Newsletters have been all the rage for a couple of years. I’m not saying I’m some sort of pioneer (I am), but I’ve had my own newsletter for quite some time. In the last few months, I’ve been taking it a bit more seriously.

What’s in a name?

Last October, I moved the newsletter to Goodbits, which is great for compiling and annotating links. But I recently switched back to Mailchimp because, frankly, I couldn’t justify the $19 monthly fee.

I took the opportunity to do a little rebranding too. For a long time, I called my newsletter The Broome Cupboard, which was kind of silly, even though it helped remind people who was sending the emails. It was time to call the newsletter something that better reflects what it actually contains.

And that is:

  • original microstories and my own experiences of being an author
  • images of other authors’ writing spaces
  • links to articles about writing, reading and creativity.

My newsletter is for authors and readers and anyone interested in writing, publishing and putting their work out there. And now it is called Shelflife, which sums things up nicely and gives a gentle nod to the practical challenges of being a writer.

Ask the audience

The switch to Shelflife was more than just a name change. I took the chance to invite subscribers to answer a survey that would help me find out exactly what they wanted from the newsletter.

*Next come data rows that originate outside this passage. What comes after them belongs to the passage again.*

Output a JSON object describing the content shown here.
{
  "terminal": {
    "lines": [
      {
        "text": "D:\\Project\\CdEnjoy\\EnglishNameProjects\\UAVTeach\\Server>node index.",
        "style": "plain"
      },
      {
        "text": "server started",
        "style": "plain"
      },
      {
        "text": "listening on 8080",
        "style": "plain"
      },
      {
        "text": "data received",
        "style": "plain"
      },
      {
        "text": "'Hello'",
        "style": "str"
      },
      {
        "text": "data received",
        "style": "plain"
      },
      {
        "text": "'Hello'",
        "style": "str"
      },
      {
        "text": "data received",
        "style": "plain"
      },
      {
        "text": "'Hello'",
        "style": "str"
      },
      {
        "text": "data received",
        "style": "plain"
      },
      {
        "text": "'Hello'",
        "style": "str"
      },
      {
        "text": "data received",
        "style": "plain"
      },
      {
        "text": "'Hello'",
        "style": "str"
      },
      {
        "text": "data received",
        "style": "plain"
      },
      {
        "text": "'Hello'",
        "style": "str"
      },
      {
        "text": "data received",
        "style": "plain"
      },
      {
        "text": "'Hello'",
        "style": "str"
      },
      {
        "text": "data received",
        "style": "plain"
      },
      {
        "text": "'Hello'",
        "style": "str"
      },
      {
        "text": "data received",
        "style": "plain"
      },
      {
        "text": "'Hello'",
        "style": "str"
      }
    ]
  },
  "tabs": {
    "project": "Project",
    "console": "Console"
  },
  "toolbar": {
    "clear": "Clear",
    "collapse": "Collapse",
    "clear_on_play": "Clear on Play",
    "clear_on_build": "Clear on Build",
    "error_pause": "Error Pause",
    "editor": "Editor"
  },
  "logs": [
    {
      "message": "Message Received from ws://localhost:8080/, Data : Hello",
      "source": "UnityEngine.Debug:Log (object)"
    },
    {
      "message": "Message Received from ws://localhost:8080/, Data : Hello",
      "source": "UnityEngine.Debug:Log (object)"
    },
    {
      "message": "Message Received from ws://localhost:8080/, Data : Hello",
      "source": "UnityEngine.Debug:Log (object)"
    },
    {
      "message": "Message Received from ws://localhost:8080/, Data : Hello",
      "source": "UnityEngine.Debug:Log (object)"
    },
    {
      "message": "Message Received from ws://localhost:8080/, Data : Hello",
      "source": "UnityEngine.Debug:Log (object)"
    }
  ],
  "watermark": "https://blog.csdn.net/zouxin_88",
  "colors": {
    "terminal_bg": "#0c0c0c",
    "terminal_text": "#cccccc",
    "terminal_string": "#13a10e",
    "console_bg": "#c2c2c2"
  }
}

People had signed up over several years and I really wasn’t clear about what people were looking for from me. It turned out I was on the right track in terms of content and very little has changed in that regard.

However, I had been finding it tough to keep up with the weekly schedule, so I also asked my subscribers how often they wanted to receive the emails. Turned out that most people also found it difficult to open, read and explore what I was sending on a weekly basis.

That’s why I now send Shelflife out every two weeks instead. It’s been much better for me and I think the overall quality of the emails has improved. Certainly, I’ve seen no negative impact on the newsletter’s open and click rates.

Subscribe for free

I’ve sent out four issues of Shelflife so far and I’d love you to subscribe for free and give it a shot. If you’ve been following me online for a while, it’s definitely the best place for you to keep up with what I’m doing.

You can sign up and read previous issues on my special Shelflife page.